A lack of support for the value of risk and control functions wasn’t the only indicator that tone at the top in the financial industry had gone generally awry. Another significant one is the controversy over executive pay in the sector. According to Bernanke, the size of bankers’ pay awards and bonuses, the apparent failure to link rewards to performance, and the refusal to forgo or repay bonuses led to the current global political drive to reintroduce a degree of control over pay. Directors’ pay is the litmus test of tone at the top, because pay is the most significant issue over which the interests of shareholders can directly conflict with those of boards of directors. The former want pay levels set in the company’s best long-term interests, while the directors must fight the temptation to line their pockets with short term rewards. Any company with a chief executive who has pay that is considered offensive by colleagues, owners, or the wider society has failed that fundamental test.
And the nature of the financial crisis, according to the Chairman, also tells us something else generally about tone at the top in the financial services industry. While the rocket scientists inside banks and insurance companies were inventing increasingly complicated financial products, their boards failed to ask the intellectually naive but important questions that might have told them that trouble was brewing. These would have been simple questions, such as “Do housing prices always go up?” and “Can we always trust the opinions of rating agencies?” In failing to ask such questions, boards set a tone of what Bernanke styles “mindless compliance” – and it’s this tone that cascaded down the organization. That meant that the tune in the middle was not right. Middle managers weren’t applying their minds, only singing into the storm. For banks, this failure of middle management’s tune was as damaging as the poor board-level tone. Clearly, culture isn’t just a question of what board directors say and do; there are leaders throughout every part of the organization. They range from heads of departments, business unit directors, and project team managers, to shop floor supervisors and shift leaders. Every one of them sets an example, for good or bad. Wherever there is someone in a leadership role, there is an opportunity for a gap to emerge between the stated aspirations of the board and what actually happens.

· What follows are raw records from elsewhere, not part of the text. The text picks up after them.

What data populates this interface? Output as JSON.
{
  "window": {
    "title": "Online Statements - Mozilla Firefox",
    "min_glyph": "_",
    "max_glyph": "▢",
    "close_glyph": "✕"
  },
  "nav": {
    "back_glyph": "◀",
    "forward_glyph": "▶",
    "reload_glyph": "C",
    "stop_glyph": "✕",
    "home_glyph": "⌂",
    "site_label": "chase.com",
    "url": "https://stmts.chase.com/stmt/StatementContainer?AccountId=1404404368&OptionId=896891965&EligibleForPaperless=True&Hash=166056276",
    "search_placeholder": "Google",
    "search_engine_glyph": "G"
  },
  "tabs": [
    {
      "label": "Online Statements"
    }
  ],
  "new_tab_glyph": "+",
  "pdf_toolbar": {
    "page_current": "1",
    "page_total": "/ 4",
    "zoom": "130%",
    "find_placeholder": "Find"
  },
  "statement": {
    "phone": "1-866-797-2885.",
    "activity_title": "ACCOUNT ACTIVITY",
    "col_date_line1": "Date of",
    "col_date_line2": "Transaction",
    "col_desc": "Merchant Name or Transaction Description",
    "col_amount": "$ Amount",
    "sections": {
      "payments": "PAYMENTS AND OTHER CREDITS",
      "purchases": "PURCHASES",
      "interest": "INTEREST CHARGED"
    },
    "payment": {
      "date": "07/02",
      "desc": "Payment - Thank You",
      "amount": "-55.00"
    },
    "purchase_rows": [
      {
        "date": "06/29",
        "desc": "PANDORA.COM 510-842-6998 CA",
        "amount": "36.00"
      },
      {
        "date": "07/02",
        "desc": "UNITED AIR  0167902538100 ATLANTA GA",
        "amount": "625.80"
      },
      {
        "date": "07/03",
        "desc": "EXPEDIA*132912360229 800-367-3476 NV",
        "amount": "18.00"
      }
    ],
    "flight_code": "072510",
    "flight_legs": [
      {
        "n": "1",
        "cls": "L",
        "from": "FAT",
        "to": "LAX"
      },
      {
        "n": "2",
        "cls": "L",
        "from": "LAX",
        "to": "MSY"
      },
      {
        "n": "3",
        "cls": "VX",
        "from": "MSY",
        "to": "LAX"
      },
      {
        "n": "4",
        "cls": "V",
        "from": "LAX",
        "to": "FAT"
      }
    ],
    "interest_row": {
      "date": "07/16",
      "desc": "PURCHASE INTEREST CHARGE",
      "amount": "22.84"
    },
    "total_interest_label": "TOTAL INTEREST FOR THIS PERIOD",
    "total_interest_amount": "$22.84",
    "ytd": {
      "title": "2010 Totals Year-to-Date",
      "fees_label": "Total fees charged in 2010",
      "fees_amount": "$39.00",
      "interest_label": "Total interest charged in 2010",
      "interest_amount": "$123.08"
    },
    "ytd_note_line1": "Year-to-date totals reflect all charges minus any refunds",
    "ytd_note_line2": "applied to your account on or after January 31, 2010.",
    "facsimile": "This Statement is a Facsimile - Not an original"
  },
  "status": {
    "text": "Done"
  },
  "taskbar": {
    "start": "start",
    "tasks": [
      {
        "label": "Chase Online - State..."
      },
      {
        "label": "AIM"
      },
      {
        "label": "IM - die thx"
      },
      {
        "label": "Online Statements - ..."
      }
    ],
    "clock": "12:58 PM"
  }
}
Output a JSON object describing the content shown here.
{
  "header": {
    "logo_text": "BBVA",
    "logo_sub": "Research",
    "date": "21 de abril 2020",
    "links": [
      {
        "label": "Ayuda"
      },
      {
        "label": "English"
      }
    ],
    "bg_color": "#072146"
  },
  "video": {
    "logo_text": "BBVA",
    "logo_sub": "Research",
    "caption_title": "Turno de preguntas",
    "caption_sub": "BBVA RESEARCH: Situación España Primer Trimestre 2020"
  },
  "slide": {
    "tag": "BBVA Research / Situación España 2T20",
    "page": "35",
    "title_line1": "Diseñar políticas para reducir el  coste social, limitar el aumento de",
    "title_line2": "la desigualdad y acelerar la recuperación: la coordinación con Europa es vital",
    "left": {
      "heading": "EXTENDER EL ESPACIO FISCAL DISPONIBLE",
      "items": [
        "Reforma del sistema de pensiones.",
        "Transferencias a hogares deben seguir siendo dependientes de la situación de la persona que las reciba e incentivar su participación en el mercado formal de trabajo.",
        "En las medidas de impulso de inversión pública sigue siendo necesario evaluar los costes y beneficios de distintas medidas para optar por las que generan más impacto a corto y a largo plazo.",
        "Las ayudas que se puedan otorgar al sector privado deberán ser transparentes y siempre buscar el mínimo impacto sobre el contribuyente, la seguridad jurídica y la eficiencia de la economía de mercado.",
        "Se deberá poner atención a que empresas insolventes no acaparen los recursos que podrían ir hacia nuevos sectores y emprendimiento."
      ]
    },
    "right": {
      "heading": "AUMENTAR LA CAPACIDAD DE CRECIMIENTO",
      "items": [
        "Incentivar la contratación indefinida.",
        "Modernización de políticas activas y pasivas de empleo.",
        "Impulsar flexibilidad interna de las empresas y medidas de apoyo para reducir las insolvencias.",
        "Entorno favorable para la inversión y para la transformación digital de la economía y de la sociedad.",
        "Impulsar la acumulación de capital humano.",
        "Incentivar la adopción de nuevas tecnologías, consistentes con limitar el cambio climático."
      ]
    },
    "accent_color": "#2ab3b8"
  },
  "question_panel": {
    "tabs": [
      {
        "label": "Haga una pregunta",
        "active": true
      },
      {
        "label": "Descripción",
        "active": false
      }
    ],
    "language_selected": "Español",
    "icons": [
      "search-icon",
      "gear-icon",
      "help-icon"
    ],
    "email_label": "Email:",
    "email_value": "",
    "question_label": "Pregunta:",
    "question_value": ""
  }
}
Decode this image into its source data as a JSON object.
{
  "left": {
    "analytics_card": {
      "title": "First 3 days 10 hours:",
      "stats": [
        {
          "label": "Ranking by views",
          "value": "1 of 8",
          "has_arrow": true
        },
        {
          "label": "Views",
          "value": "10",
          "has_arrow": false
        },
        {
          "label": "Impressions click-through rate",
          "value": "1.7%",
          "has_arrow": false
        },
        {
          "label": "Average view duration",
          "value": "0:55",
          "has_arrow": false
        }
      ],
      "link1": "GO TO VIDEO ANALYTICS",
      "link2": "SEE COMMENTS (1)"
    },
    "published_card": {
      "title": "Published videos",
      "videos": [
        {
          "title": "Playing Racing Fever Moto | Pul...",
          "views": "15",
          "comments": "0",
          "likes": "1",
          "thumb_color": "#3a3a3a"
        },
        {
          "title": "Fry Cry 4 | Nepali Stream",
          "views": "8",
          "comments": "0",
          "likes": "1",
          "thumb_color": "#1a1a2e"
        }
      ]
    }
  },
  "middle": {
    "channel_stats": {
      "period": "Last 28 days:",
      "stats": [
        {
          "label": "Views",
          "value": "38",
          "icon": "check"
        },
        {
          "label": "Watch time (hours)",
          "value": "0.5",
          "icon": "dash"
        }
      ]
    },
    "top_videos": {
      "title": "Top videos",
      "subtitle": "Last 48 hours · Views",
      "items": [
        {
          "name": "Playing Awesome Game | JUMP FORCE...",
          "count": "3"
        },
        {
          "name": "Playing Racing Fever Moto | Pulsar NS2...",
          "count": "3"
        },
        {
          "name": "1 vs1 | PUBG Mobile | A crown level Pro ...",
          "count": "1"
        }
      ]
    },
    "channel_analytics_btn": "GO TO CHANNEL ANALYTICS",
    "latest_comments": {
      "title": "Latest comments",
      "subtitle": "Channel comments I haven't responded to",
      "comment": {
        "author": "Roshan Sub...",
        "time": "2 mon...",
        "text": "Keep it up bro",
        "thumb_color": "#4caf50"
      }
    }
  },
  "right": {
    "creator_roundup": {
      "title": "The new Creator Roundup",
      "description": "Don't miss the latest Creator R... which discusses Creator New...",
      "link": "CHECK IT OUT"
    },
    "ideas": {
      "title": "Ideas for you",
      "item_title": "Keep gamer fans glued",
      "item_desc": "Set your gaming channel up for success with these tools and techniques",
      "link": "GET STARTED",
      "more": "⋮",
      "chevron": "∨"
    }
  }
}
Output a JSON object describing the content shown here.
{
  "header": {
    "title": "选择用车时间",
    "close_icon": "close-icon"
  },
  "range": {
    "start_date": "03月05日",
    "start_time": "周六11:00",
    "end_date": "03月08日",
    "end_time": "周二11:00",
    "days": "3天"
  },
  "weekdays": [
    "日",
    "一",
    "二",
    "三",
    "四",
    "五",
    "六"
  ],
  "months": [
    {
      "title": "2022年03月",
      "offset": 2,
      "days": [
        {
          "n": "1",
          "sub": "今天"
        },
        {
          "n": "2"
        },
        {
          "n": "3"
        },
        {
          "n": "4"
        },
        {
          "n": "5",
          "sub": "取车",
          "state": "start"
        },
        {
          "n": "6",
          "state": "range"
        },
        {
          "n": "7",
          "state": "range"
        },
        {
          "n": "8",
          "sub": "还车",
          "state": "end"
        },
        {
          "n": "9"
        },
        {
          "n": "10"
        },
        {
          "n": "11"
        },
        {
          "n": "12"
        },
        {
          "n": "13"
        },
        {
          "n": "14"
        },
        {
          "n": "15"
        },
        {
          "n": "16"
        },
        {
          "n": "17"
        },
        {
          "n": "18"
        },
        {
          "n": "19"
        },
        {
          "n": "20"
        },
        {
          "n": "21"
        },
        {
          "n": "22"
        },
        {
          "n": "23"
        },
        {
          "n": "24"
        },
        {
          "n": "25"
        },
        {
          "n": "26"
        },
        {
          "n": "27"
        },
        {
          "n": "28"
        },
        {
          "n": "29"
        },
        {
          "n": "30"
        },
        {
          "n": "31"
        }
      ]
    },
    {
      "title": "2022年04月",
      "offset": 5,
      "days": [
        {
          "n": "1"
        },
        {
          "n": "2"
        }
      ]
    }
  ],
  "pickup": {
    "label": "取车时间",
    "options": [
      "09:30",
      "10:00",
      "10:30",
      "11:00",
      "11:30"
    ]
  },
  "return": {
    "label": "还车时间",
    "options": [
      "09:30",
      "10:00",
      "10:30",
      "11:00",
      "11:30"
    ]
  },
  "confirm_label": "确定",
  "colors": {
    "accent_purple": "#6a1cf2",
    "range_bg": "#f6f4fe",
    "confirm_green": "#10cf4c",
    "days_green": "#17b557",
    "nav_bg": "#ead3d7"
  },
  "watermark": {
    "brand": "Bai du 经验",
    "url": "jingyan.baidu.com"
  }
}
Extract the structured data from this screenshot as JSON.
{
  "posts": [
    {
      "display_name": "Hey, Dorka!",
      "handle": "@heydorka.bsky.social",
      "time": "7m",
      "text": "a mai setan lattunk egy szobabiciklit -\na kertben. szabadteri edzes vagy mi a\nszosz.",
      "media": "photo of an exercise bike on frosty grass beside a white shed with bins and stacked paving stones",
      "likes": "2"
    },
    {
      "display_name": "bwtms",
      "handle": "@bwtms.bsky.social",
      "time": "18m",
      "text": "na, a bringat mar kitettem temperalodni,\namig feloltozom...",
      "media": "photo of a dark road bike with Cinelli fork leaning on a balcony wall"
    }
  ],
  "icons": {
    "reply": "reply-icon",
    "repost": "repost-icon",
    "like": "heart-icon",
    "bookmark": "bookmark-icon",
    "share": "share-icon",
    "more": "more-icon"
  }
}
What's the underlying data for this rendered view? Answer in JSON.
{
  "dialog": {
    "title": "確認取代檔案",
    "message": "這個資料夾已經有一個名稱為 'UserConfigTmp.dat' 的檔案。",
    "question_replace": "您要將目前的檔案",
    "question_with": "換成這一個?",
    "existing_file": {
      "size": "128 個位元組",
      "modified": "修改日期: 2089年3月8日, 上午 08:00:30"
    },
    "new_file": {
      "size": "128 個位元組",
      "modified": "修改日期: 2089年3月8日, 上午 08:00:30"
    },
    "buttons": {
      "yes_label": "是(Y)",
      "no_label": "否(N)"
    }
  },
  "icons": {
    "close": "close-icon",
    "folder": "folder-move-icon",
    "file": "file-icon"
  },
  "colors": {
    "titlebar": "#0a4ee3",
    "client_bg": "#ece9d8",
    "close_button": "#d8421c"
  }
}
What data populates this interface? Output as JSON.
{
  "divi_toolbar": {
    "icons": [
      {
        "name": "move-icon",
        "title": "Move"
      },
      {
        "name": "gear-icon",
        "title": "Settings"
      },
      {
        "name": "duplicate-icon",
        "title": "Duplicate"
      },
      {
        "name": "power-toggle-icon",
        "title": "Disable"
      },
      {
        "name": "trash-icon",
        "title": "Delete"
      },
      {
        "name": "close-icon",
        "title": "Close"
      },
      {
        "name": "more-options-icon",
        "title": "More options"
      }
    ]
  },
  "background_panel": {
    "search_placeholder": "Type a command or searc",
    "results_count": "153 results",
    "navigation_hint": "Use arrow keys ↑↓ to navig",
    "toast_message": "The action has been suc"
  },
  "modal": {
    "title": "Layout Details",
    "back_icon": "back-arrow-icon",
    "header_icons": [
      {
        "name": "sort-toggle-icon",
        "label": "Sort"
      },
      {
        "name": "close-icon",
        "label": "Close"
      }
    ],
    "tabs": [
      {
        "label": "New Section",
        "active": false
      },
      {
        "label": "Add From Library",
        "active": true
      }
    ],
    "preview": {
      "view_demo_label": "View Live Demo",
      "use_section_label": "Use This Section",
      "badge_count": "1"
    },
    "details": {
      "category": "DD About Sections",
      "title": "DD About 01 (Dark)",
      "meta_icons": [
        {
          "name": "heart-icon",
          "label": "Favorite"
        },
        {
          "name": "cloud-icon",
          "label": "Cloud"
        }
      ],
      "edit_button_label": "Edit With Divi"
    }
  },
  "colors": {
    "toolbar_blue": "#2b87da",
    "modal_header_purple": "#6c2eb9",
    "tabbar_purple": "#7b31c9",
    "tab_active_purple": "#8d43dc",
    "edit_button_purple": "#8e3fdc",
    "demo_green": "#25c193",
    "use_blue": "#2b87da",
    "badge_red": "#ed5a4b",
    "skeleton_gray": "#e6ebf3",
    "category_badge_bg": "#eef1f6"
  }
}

Tone at the top is often categorized as an issue of business ethics (we’ve repeatedly so categorized it in this blog), but the example of the banking and insurance industries during the crisis, demonstrates that it’s clearly about more than just that. Ethics are universal, applying to all companies; don’t steal, act honestly, and don’t mislead the board. Tone at the top includes how the company should relate to all of its stakeholders, such as its employees, shareholders, suppliers, customers, and the wider community. So tone at the top symbolizes what the leadership of the business believes the ethical priorities are for that business at this point in time. It’s a question of how senior people expect the organization to be run and organized. That would include the kind of ethical conduct that Bernanke describes, but also the reputational risk appetite associated with every individual project and product sale.
To my mind, Ben Bernanke’s book is the very best on the financial crisis for financially literate readers. I whole-heartedly recommend it as must reading for all practicing fraud prevention and control assurance professionals.